Go through the records below and copy out every line holding "JSON".

--- Study material ---

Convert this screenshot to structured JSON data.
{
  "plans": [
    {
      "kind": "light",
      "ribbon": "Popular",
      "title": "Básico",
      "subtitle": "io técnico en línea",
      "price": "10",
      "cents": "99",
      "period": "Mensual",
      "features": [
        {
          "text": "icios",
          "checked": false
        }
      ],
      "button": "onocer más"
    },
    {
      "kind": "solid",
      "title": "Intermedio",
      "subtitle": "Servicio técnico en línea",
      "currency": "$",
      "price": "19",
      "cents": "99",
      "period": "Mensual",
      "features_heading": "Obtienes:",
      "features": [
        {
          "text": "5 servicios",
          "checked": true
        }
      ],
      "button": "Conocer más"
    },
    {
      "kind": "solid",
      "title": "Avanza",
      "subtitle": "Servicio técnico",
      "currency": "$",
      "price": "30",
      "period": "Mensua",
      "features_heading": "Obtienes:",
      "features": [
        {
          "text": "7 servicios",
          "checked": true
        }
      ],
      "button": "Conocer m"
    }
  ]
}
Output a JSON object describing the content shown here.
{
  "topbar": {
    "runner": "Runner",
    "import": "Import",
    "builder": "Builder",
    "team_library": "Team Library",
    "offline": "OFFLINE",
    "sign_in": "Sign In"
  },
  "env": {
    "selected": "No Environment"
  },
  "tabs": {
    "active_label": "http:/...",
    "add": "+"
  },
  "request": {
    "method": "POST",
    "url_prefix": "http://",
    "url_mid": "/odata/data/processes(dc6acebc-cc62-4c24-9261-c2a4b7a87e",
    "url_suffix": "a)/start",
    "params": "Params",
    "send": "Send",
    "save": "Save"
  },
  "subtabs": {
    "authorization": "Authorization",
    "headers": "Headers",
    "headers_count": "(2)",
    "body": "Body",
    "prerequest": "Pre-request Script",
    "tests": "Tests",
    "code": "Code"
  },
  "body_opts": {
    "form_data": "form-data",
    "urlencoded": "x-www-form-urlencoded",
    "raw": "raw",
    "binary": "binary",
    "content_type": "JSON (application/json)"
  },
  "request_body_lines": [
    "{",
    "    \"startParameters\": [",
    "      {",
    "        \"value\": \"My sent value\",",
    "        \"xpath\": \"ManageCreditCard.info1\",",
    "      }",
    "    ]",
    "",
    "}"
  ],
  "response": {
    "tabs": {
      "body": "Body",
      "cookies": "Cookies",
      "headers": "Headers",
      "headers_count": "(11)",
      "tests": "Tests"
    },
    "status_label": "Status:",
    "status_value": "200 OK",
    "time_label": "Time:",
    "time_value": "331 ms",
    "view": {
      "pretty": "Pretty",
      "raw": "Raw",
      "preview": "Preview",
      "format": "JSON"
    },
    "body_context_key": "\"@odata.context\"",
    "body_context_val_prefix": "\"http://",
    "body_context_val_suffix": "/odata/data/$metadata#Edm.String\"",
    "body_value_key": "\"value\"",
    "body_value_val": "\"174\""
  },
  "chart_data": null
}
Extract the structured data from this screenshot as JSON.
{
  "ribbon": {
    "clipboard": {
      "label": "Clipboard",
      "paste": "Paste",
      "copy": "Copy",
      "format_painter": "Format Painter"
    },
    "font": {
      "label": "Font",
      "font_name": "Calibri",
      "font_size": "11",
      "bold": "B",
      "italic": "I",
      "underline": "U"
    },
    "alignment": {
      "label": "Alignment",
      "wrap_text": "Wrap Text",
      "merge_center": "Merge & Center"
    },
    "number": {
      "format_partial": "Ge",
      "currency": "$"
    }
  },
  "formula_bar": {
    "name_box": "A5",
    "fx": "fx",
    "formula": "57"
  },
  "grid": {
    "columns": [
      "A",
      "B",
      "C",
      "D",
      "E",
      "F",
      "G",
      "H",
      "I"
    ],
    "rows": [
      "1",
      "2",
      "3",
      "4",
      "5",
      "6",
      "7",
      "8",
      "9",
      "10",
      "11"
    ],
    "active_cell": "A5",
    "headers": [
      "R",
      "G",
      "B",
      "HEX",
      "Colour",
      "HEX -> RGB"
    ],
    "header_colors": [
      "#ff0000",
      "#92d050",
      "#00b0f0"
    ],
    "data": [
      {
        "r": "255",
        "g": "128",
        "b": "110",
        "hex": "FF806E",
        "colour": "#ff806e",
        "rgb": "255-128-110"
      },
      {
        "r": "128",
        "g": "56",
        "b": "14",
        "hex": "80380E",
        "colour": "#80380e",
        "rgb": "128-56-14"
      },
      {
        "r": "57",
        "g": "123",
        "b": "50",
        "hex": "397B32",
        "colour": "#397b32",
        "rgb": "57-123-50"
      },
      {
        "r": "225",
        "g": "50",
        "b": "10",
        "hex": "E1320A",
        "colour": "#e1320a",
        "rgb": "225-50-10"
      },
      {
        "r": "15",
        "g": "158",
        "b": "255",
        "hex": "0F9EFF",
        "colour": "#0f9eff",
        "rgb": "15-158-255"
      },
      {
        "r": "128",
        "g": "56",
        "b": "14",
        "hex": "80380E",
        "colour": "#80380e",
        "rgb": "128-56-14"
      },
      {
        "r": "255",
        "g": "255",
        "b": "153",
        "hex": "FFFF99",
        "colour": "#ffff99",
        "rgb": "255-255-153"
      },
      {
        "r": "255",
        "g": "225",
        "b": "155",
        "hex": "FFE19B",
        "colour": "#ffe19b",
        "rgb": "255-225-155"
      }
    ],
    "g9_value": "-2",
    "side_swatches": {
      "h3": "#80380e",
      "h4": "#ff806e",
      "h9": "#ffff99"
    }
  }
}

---

* _Finished task_
Convert this screenshot to structured JSON data.
Output a JSON object describing the content shown here.
    "content_type": "JSON (application/json)"
      "format": "JSON"
Extract the structured data from this screenshot as JSON.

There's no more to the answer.